asparagus spears are usually sold in bunches. Prior to the
process becoming automated, these bunches were formed manually
using mechanisms such as this one, manufactured by E.D.M.
Co. of Philadelphia, Pennsylvania. Patents for similar bunchers
with seemingly more complex mechanisms filed in the early
20th century suggest that this particular model is an earlier
version, perhaps from the last quarter of the 19th century.
The difficulty posed in bunching asparagus is twofold: it
is a delicate plant and the stalks are of uneven length. Using
this mechanism, a bunch was selected and the stalks were clamped
in place; they were then tied with string, twine, or raffia
fiber and later with rubber bands. Finally, the butts of the
stalks were cut. The large wooden block at the base of the
buncher served to protect the edge of the blade. Thus prepared,
asparagus remained fresh for a long time if kept standing
in water or packed in ice.
The cast iron frame has copper interior liners designed to
hold the asparagus. The adjustable locking mechanism is cast
brass and has slots for three different bunch sizes.
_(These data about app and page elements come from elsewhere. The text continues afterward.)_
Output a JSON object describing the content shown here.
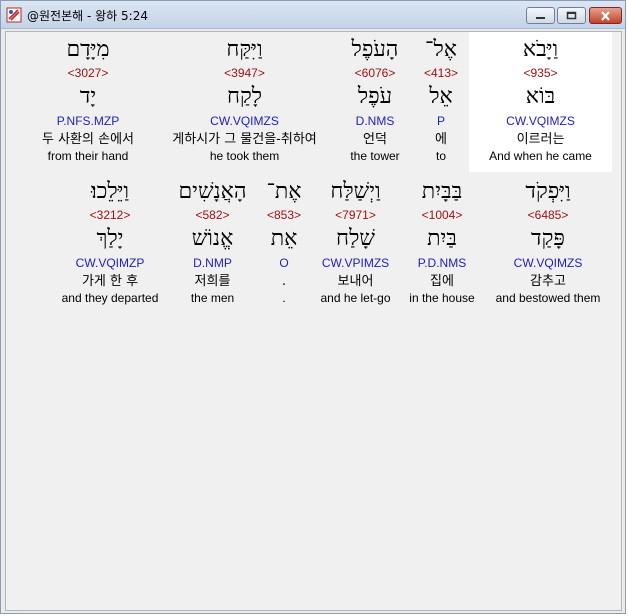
{
  "window": {
    "title": "@원전본해 - 왕하 5:24"
  },
  "rows": [
    {
      "words": [
        {
          "heb": "וַיָּבֹא",
          "code": "<935>",
          "root": "בּוֹא",
          "morph": "CW.VQIMZS",
          "kor": "이르러는",
          "eng": "And when he came",
          "selected": true
        },
        {
          "heb": "אֶל־",
          "code": "<413>",
          "root": "אֵל",
          "morph": "P",
          "kor": "에",
          "eng": "to",
          "selected": false
        },
        {
          "heb": "הָעֹפֶל",
          "code": "<6076>",
          "root": "עֹפֶל",
          "morph": "D.NMS",
          "kor": "언덕",
          "eng": "the tower",
          "selected": false
        },
        {
          "heb": "וַיִּקַּח",
          "code": "<3947>",
          "root": "לָקַח",
          "morph": "CW.VQIMZS",
          "kor": "게하시가 그 물건을-취하여",
          "eng": "he took them",
          "selected": false
        },
        {
          "heb": "מִיָּדָם",
          "code": "<3027>",
          "root": "יָד",
          "morph": "P.NFS.MZP",
          "kor": "두 사환의 손에서",
          "eng": "from their hand",
          "selected": false
        }
      ]
    },
    {
      "words": [
        {
          "heb": "וַיִּפְקֹד",
          "code": "<6485>",
          "root": "פָּקַד",
          "morph": "CW.VQIMZS",
          "kor": "감추고",
          "eng": "and bestowed them",
          "selected": false
        },
        {
          "heb": "בַּבָּיִת",
          "code": "<1004>",
          "root": "בַּיִת",
          "morph": "P.D.NMS",
          "kor": "집에",
          "eng": "in the house",
          "selected": false
        },
        {
          "heb": "וַיְשַׁלַּח",
          "code": "<7971>",
          "root": "שָׁלַח",
          "morph": "CW.VPIMZS",
          "kor": "보내어",
          "eng": "and he let-go",
          "selected": false
        },
        {
          "heb": "אֶת־",
          "code": "<853>",
          "root": "אֵת",
          "morph": "O",
          "kor": ".",
          "eng": ".",
          "selected": false
        },
        {
          "heb": "הָאֲנָשִׁים",
          "code": "<582>",
          "root": "אֱנוֹשׁ",
          "morph": "D.NMP",
          "kor": "저희를",
          "eng": "the men",
          "selected": false
        },
        {
          "heb": "וַיֵּלֵכוּ׃",
          "code": "<3212>",
          "root": "יָלַךְ",
          "morph": "CW.VQIMZP",
          "kor": "가게 한 후",
          "eng": "and they departed",
          "selected": false
        }
      ]
    }
  ]
}
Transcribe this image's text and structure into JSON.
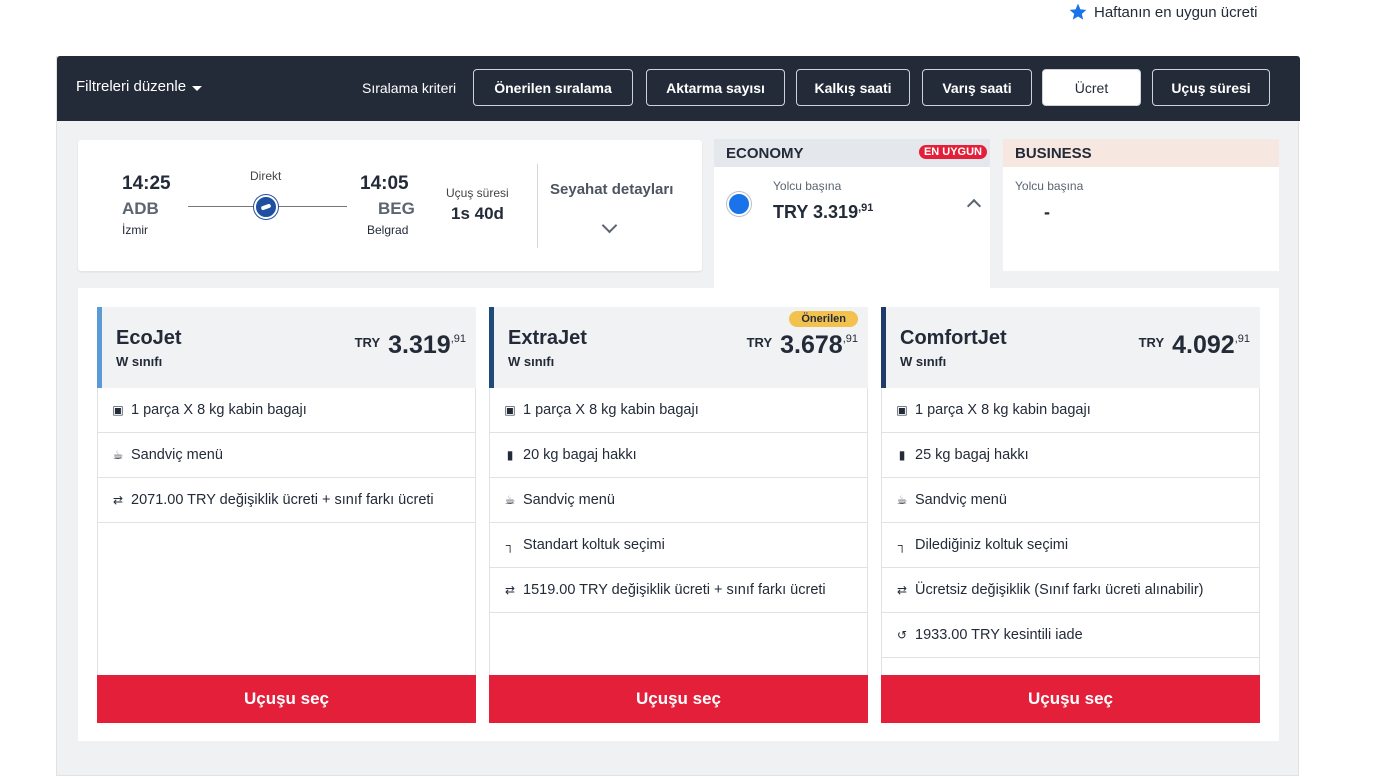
{
  "top_note": {
    "label": "Haftanın en uygun ücreti",
    "icon": "star-icon",
    "color": "#1a73e8"
  },
  "toolbar": {
    "filter_edit": "Filtreleri düzenle",
    "sort_label": "Sıralama kriteri",
    "sort_options": [
      "Önerilen sıralama",
      "Aktarma sayısı",
      "Kalkış saati",
      "Varış saati",
      "Ücret",
      "Uçuş süresi"
    ],
    "active_sort": "Ücret"
  },
  "flight": {
    "dep_time": "14:25",
    "dep_code": "ADB",
    "dep_city": "İzmir",
    "arr_time": "14:05",
    "arr_code": "BEG",
    "arr_city": "Belgrad",
    "stop_type": "Direkt",
    "duration_label": "Uçuş süresi",
    "duration": "1s 40d",
    "details_label": "Seyahat detayları"
  },
  "cabins": {
    "economy": {
      "name": "ECONOMY",
      "badge": "EN UYGUN",
      "per_pax": "Yolcu başına",
      "currency": "TRY",
      "price": "3.319",
      "price_dec": ",91",
      "selected": true
    },
    "business": {
      "name": "BUSINESS",
      "per_pax": "Yolcu başına",
      "price": "-"
    }
  },
  "fares": [
    {
      "name": "EcoJet",
      "class": "W sınıfı",
      "currency": "TRY",
      "price": "3.319",
      "price_dec": ",91",
      "accent": "#5b9bd5",
      "badge": "",
      "features": [
        {
          "icon": "cabin-bag-icon",
          "text": "1 parça X 8 kg kabin bagajı"
        },
        {
          "icon": "meal-icon",
          "text": "Sandviç menü"
        },
        {
          "icon": "change-fee-icon",
          "text": "2071.00 TRY değişiklik ücreti + sınıf farkı ücreti"
        }
      ],
      "button": "Uçuşu seç"
    },
    {
      "name": "ExtraJet",
      "class": "W sınıfı",
      "currency": "TRY",
      "price": "3.678",
      "price_dec": ",91",
      "accent": "#1f4a7c",
      "badge": "Önerilen",
      "features": [
        {
          "icon": "cabin-bag-icon",
          "text": "1 parça X 8 kg kabin bagajı"
        },
        {
          "icon": "luggage-icon",
          "text": "20 kg bagaj hakkı"
        },
        {
          "icon": "meal-icon",
          "text": "Sandviç menü"
        },
        {
          "icon": "seat-icon",
          "text": "Standart koltuk seçimi"
        },
        {
          "icon": "change-fee-icon",
          "text": "1519.00 TRY değişiklik ücreti + sınıf farkı ücreti"
        }
      ],
      "button": "Uçuşu seç"
    },
    {
      "name": "ComfortJet",
      "class": "W sınıfı",
      "currency": "TRY",
      "price": "4.092",
      "price_dec": ",91",
      "accent": "#1f3a6b",
      "badge": "",
      "features": [
        {
          "icon": "cabin-bag-icon",
          "text": "1 parça X 8 kg kabin bagajı"
        },
        {
          "icon": "luggage-icon",
          "text": "25 kg bagaj hakkı"
        },
        {
          "icon": "meal-icon",
          "text": "Sandviç menü"
        },
        {
          "icon": "seat-icon",
          "text": "Dilediğiniz koltuk seçimi"
        },
        {
          "icon": "change-fee-icon",
          "text": "Ücretsiz değişiklik (Sınıf farkı ücreti alınabilir)"
        },
        {
          "icon": "refund-icon",
          "text": "1933.00 TRY kesintili iade"
        }
      ],
      "button": "Uçuşu seç"
    }
  ],
  "colors": {
    "toolbar_bg": "#232b38",
    "select_button": "#e31f3a",
    "badge_best": "#e31f3a",
    "badge_recommended": "#f2c14e"
  }
}
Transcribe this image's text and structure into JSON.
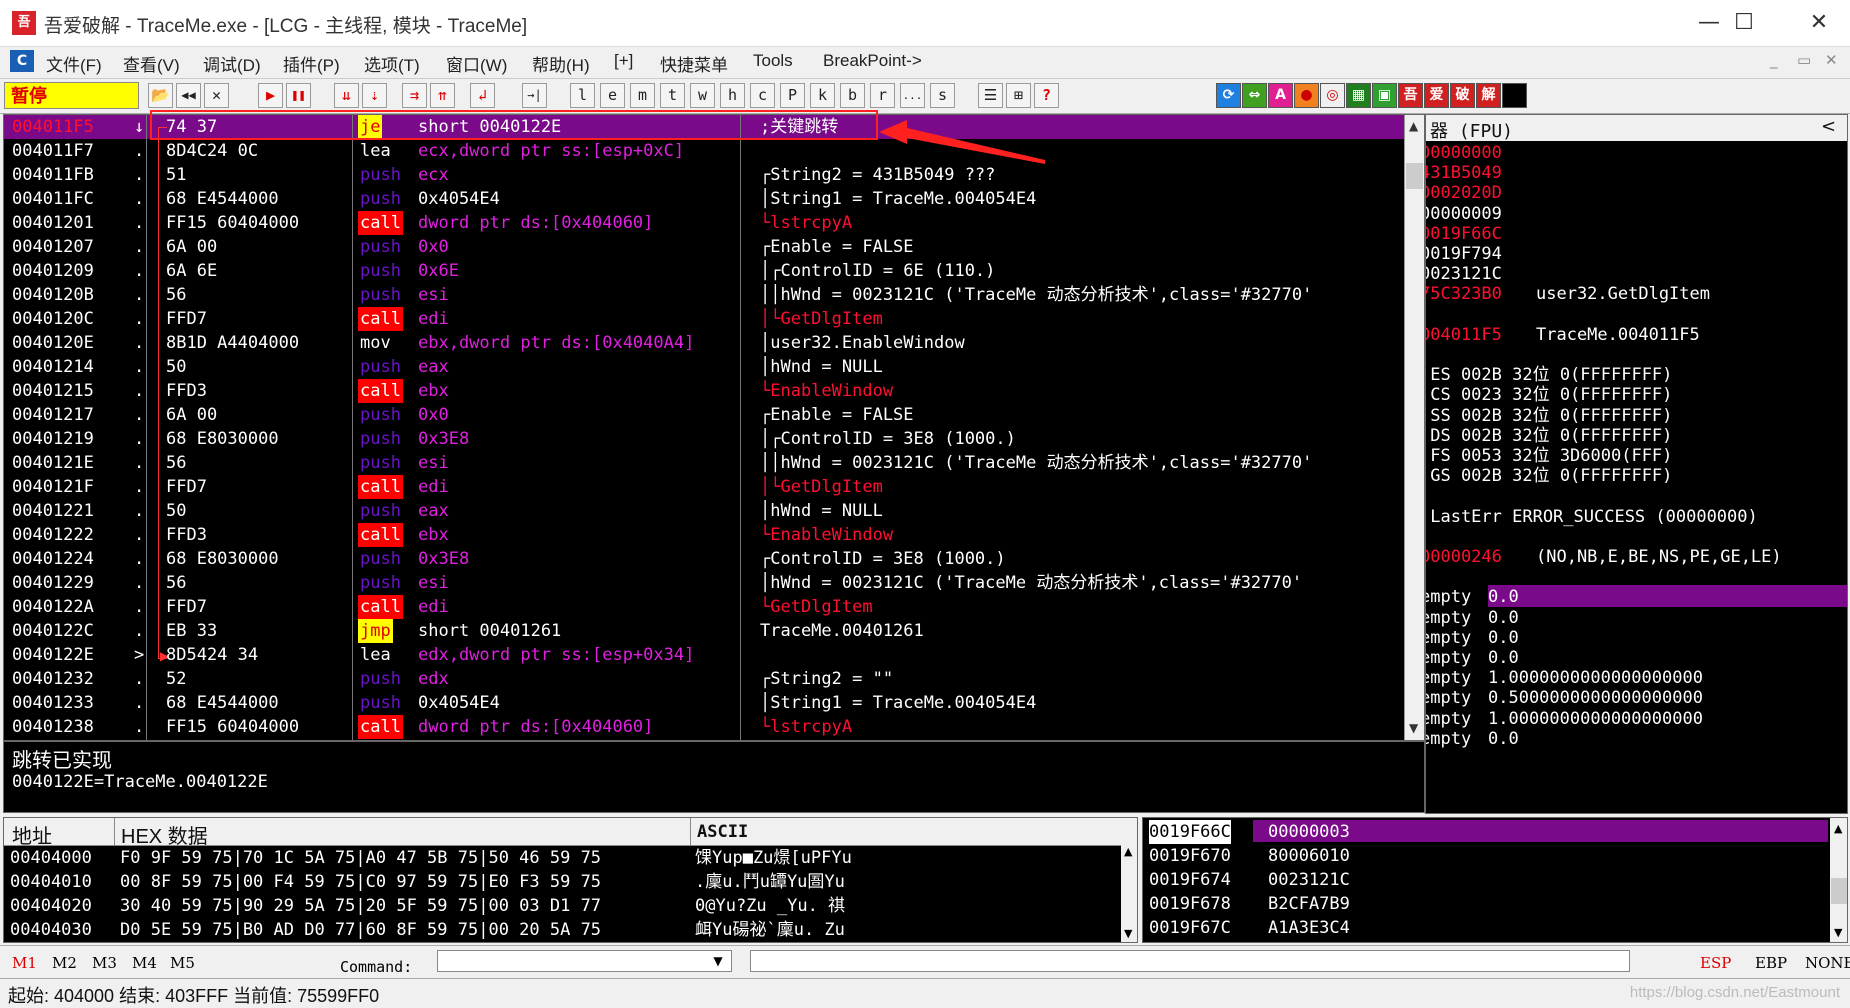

The sliding
mechanism at the top of the tool would have had a wooden or
metal base attached to even out the asparagus spear tips.